In our “Romanticism Beyond the Academy” series, we invite literature-lovers to reflect on the significance of Romantic-era writers and ideas in the contemporary world and/or in their own lives.
In the following interview moderated by Communications Director Anna Mercer, Communications Fellow Mariam Wassif interviews Lauren Burke and Hannah K. Chapman, creators of the “Bonnets at Dawn” Podcast and authors of Why She Wrote: A Graphic History of the Lives, Inspiration, and Influence Behind the Pens of Women Writers (Chronicle Books, 2021), illustrated by Kaley Bales.
The book is a compelling graphic collection featuring 18 women—including Mary Shelley, Jane Austen, Louisa May Alcott, Alice Dunbar Nelson, Anne Lister, and more. It is both accessible to newcomers and thoroughly-researched, offering fresh approaches and perspectives. It is funny and playful, with tongue-in-cheek references to bonnets and revealing anecdotes, such as the story of Charlotte Brontë hiding behind a curtain to avoid a visitor.
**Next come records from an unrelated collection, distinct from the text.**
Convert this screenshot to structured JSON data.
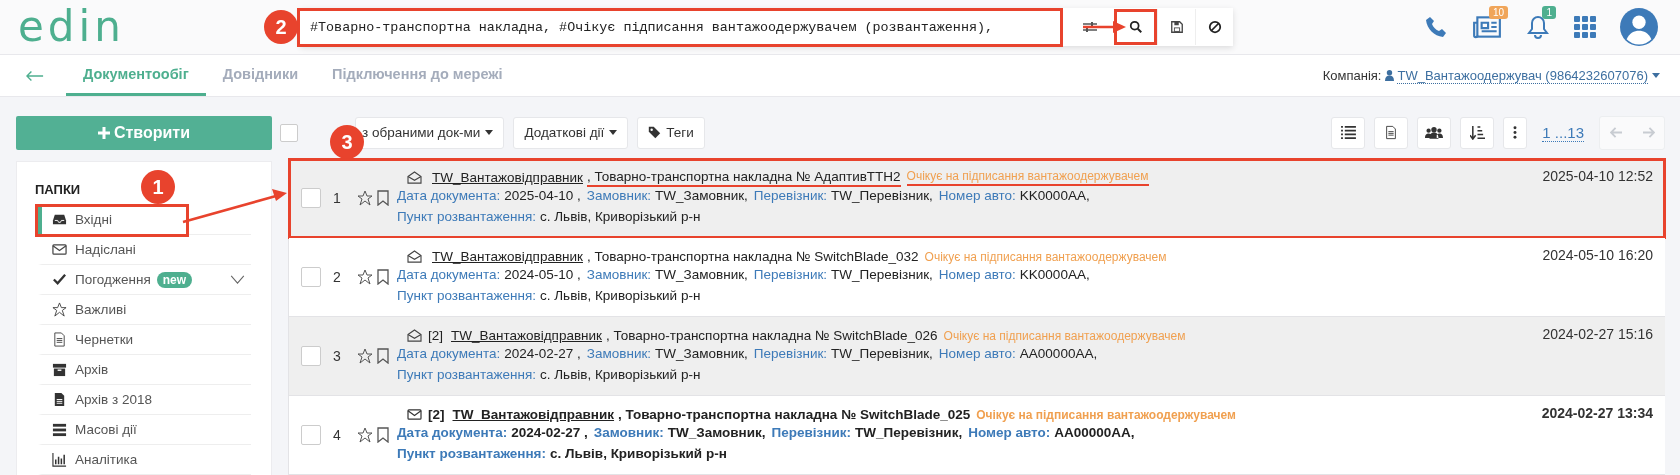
{
  "header": {
    "logo": "edin",
    "search": {
      "value": "#Товарно-транспортна накладна, #Очікує підписання вантажоодержувачем (розвантаження),",
      "annotation": "2",
      "search_button_highlighted": true
    },
    "news_badge": "10",
    "notification_badge": "1"
  },
  "nav": {
    "tabs": [
      {
        "label": "Документообіг",
        "selected": true
      },
      {
        "label": "Довідники",
        "selected": false
      },
      {
        "label": "Підключення до мережі",
        "selected": false
      }
    ],
    "company_label": "Компанія:",
    "company": "TW_Вантажоодержувач (9864232607076)"
  },
  "sidebar": {
    "create_label": "Створити",
    "folders_title": "ПАПКИ",
    "items": [
      {
        "label": "Вхідні",
        "kind": "inbox",
        "selected": true,
        "annotation": "1"
      },
      {
        "label": "Надіслані",
        "kind": "envelope",
        "selected": false
      },
      {
        "label": "Погодження",
        "kind": "check",
        "selected": false,
        "badge": "new",
        "expanded": false
      },
      {
        "label": "Важливі",
        "kind": "star",
        "selected": false
      },
      {
        "label": "Чернетки",
        "kind": "file",
        "selected": false
      },
      {
        "label": "Архів",
        "kind": "archive",
        "selected": false
      },
      {
        "label": "Архів з 2018",
        "kind": "file-filled",
        "selected": false
      },
      {
        "label": "Масові дії",
        "kind": "stack",
        "selected": false
      },
      {
        "label": "Аналітика",
        "kind": "chart",
        "selected": false
      }
    ]
  },
  "toolbar": {
    "select_all_checked": false,
    "actions": [
      {
        "label": "з обраними док-ми",
        "kind": "dropdown"
      },
      {
        "label": "Додаткові дії",
        "kind": "dropdown"
      },
      {
        "label": "Теги",
        "kind": "tag"
      }
    ],
    "pagination": "1 ...13"
  },
  "rows": [
    {
      "number": "1",
      "checked": false,
      "starred": false,
      "bookmarked": false,
      "unread": false,
      "annotation": "3",
      "underlined": true,
      "sender": "TW_Вантажовідправник",
      "title": ", Товарно-транспортна накладна № АдаптивТТН2",
      "status": "Очікує на підписання вантажоодержувачем",
      "fields": [
        {
          "label": "Дата документа:",
          "value": "2025-04-10 ,"
        },
        {
          "label": "Замовник:",
          "value": "TW_Замовник,"
        },
        {
          "label": "Перевізник:",
          "value": "TW_Перевізник,"
        },
        {
          "label": "Номер авто:",
          "value": "KK0000AA,"
        }
      ],
      "place_label": "Пункт розвантаження:",
      "place": "с. Львів, Криворізький р-н",
      "date": "2025-04-10 12:52"
    },
    {
      "number": "2",
      "checked": false,
      "starred": false,
      "bookmarked": false,
      "unread": false,
      "underlined": false,
      "sender": "TW_Вантажовідправник",
      "title": ", Товарно-транспортна накладна № SwitchBlade_032",
      "status": "Очікує на підписання вантажоодержувачем",
      "fields": [
        {
          "label": "Дата документа:",
          "value": "2024-05-10 ,"
        },
        {
          "label": "Замовник:",
          "value": "TW_Замовник,"
        },
        {
          "label": "Перевізник:",
          "value": "TW_Перевізник,"
        },
        {
          "label": "Номер авто:",
          "value": "KK0000AA,"
        }
      ],
      "place_label": "Пункт розвантаження:",
      "place": "с. Львів, Криворізький р-н",
      "date": "2024-05-10 16:20"
    },
    {
      "number": "3",
      "checked": false,
      "starred": false,
      "bookmarked": false,
      "unread": false,
      "underlined": false,
      "count": "[2]",
      "sender": "TW_Вантажовідправник",
      "title": ", Товарно-транспортна накладна № SwitchBlade_026",
      "status": "Очікує на підписання вантажоодержувачем",
      "fields": [
        {
          "label": "Дата документа:",
          "value": "2024-02-27 ,"
        },
        {
          "label": "Замовник:",
          "value": "TW_Замовник,"
        },
        {
          "label": "Перевізник:",
          "value": "TW_Перевізник,"
        },
        {
          "label": "Номер авто:",
          "value": "AA00000AA,"
        }
      ],
      "place_label": "Пункт розвантаження:",
      "place": "с. Львів, Криворізький р-н",
      "date": "2024-02-27 15:16"
    },
    {
      "number": "4",
      "checked": false,
      "starred": false,
      "bookmarked": false,
      "unread": true,
      "underlined": false,
      "count": "[2]",
      "sender": "TW_Вантажовідправник",
      "title": ", Товарно-транспортна накладна № SwitchBlade_025",
      "status": "Очікує на підписання вантажоодержувачем",
      "fields": [
        {
          "label": "Дата документа:",
          "value": "2024-02-27 ,"
        },
        {
          "label": "Замовник:",
          "value": "TW_Замовник,"
        },
        {
          "label": "Перевізник:",
          "value": "TW_Перевізник,"
        },
        {
          "label": "Номер авто:",
          "value": "AA00000AA,"
        }
      ],
      "place_label": "Пункт розвантаження:",
      "place": "с. Львів, Криворізький р-н",
      "date": "2024-02-27 13:34"
    }
  ]
}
The book also highlights many fascinating and little-known connections between the writers, such as the fact that Charlotte Brontë wrote an unfinished and posthumously published novel called Emma, which is thought to have inspired Frances Hodgson Burnett’s novel The Little Princess, or that Frances E.W. Harper named a character Janette Alston in homage to Jane Austen.
In six thematic chapters each focusing on three women writers, this graphic history asks a simple question: in a time when being a woman writer often meant being undervalued, overlooked, or pigeonholed, why did she write?